> **The task**:
Within the material below, how many lines carry the word "time"? Only that number is wanted.

> **Input data**:
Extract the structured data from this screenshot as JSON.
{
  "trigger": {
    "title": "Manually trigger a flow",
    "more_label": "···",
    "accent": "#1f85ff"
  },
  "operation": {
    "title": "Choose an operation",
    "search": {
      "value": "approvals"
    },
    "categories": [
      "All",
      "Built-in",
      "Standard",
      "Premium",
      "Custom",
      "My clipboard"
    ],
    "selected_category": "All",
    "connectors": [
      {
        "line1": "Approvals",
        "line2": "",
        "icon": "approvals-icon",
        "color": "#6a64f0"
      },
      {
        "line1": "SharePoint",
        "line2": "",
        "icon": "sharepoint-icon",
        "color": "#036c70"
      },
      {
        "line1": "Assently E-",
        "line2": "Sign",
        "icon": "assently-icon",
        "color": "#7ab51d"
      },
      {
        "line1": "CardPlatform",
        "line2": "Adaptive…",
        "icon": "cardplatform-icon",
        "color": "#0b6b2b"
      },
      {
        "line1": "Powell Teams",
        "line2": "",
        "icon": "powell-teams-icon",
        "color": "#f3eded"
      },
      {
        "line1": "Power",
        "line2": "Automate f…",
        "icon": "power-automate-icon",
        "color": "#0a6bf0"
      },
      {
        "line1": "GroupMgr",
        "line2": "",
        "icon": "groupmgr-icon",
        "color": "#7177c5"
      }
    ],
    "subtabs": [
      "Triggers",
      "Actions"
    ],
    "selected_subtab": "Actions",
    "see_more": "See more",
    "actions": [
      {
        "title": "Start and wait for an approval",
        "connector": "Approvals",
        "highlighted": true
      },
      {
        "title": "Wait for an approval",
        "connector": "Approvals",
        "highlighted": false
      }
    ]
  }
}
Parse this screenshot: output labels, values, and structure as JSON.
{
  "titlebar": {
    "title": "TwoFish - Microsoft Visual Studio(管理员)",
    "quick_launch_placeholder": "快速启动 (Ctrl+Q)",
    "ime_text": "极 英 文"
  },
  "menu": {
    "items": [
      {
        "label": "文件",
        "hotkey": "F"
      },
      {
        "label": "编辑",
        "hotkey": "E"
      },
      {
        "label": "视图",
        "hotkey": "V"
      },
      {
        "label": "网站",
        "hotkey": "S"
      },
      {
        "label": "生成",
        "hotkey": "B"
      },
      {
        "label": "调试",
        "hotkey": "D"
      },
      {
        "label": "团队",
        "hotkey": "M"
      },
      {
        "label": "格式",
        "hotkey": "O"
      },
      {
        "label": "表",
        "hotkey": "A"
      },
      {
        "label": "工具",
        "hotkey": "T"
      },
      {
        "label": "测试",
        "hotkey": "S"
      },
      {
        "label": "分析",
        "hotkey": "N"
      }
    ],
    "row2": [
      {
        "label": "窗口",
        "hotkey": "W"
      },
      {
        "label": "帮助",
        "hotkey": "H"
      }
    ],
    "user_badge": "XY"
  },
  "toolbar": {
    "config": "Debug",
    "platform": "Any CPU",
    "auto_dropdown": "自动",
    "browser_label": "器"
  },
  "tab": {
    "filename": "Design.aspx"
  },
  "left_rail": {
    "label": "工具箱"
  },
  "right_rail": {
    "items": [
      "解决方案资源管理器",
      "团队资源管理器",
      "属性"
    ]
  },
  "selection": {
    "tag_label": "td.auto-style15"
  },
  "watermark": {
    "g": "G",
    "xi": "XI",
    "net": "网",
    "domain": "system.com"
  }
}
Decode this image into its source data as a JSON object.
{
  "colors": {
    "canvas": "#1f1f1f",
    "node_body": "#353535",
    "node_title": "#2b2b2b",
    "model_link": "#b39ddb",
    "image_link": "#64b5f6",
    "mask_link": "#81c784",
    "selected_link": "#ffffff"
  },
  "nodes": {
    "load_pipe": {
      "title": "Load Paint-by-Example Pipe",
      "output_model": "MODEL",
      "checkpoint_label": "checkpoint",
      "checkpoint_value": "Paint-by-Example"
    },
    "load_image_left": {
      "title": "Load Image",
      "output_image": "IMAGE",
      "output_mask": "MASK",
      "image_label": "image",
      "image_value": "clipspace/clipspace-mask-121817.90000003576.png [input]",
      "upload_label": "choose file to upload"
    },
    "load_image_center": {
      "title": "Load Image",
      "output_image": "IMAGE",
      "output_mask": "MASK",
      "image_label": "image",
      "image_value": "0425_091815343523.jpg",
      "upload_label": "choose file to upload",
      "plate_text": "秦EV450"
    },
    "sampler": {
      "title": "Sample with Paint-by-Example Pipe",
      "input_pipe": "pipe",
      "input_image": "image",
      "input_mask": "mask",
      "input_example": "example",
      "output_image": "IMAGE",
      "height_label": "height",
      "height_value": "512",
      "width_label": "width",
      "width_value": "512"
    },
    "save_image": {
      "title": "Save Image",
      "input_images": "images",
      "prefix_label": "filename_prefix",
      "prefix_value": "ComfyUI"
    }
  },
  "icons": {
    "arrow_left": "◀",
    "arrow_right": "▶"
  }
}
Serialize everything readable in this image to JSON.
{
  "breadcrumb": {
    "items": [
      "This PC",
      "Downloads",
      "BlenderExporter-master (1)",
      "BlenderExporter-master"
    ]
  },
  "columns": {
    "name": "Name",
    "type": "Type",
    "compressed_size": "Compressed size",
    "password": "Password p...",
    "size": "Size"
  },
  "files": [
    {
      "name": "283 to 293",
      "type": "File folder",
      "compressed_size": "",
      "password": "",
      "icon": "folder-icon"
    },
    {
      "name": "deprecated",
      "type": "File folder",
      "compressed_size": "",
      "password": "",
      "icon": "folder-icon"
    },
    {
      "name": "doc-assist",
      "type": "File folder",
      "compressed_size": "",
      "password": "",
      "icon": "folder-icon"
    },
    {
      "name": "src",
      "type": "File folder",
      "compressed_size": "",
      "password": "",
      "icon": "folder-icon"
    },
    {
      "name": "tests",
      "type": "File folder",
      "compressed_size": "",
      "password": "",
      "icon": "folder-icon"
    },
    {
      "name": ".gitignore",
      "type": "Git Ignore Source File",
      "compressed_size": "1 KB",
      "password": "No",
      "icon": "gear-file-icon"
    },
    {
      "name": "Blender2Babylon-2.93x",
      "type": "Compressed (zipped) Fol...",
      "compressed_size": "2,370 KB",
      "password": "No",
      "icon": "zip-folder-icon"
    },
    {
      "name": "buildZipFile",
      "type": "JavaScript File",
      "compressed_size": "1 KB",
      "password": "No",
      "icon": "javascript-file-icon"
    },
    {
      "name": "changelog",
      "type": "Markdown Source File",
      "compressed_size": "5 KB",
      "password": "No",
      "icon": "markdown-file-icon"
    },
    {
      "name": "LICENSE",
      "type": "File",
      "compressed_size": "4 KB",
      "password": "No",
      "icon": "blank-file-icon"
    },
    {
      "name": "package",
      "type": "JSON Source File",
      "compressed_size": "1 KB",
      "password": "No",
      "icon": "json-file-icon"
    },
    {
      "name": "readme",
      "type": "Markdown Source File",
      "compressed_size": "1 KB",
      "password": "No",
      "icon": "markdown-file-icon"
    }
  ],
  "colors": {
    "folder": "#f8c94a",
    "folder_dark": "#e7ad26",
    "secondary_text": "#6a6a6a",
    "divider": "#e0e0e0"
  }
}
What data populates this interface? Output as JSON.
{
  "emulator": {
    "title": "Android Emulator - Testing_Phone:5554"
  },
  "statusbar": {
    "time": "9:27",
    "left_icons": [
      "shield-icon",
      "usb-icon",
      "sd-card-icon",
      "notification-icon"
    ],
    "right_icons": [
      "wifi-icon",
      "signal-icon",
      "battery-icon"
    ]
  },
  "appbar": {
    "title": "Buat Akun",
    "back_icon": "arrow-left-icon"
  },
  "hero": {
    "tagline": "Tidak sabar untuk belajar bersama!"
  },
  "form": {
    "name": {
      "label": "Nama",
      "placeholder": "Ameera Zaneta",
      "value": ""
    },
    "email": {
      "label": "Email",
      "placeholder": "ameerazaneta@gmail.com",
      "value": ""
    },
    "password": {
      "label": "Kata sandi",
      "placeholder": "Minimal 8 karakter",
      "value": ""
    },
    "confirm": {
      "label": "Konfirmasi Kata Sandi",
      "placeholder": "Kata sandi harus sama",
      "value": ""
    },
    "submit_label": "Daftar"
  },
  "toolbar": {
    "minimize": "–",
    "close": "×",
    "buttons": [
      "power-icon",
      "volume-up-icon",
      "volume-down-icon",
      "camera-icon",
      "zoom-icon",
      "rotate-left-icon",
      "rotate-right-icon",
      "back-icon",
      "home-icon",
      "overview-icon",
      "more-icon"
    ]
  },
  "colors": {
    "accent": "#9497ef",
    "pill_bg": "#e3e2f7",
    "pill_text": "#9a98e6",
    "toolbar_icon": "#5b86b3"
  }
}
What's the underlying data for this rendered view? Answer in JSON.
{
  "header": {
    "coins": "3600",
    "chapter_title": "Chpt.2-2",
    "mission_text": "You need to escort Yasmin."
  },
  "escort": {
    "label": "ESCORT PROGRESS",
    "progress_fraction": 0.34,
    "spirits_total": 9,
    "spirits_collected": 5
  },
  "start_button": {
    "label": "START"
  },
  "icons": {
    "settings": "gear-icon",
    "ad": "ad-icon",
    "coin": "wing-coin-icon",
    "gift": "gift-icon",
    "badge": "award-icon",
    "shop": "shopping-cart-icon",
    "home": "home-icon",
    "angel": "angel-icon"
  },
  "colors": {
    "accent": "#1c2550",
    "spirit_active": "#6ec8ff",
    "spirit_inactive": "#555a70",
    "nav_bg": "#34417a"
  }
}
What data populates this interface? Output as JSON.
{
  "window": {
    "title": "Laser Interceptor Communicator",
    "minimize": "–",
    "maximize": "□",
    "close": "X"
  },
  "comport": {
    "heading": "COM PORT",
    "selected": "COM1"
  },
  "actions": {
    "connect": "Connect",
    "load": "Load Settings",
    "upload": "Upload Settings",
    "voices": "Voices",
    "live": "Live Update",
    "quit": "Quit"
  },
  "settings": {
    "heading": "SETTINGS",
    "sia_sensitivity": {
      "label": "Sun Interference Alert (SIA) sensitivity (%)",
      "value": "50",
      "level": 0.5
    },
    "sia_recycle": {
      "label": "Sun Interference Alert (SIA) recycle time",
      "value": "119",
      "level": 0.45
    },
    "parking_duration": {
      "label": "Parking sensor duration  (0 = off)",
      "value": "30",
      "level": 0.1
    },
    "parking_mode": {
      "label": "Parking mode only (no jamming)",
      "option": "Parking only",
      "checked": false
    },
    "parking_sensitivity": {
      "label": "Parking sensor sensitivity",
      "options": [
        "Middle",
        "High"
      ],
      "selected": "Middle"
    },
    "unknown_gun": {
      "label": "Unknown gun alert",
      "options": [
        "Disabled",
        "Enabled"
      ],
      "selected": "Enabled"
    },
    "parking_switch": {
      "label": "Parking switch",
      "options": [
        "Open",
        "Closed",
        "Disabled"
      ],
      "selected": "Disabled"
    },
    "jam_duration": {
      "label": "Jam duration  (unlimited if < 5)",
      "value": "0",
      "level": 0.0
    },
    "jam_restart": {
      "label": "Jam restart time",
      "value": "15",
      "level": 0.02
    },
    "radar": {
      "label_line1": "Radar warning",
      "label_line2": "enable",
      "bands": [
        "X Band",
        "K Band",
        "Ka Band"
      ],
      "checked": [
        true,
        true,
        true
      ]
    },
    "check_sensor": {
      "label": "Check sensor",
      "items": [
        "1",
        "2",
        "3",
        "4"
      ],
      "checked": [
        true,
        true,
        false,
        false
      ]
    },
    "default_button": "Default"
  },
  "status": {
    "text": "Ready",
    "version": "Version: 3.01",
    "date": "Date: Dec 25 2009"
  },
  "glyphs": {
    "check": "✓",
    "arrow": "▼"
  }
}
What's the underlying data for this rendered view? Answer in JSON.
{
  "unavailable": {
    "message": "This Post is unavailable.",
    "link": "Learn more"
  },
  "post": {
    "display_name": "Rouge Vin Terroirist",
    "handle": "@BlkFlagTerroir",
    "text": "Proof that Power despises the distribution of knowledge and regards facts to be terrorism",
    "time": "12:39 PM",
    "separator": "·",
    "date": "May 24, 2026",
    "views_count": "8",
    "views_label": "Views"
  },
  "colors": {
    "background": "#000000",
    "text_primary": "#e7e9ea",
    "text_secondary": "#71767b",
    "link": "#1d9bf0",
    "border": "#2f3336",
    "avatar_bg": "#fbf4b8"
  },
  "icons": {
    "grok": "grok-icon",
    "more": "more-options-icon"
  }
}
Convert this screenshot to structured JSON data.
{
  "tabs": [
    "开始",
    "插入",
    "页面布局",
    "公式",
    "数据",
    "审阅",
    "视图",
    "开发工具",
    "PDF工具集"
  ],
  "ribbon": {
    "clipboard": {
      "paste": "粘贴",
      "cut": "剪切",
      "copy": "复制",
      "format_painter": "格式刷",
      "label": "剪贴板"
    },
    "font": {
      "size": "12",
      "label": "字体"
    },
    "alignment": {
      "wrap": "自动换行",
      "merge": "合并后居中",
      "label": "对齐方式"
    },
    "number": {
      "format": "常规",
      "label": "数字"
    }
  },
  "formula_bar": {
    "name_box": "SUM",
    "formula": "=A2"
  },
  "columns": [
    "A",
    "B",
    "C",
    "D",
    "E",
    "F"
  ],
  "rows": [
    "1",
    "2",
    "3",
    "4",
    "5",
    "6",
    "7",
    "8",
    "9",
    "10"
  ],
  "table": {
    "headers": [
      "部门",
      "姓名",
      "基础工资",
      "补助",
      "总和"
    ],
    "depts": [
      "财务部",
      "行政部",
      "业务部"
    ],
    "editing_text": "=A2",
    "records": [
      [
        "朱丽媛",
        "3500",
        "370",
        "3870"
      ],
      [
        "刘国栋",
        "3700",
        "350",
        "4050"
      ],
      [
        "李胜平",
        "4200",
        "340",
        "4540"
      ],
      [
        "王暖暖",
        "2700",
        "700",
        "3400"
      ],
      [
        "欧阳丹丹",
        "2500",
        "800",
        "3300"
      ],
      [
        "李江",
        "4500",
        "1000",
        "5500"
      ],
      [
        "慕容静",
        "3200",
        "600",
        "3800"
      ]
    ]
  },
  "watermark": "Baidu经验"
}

> **Response area**:
4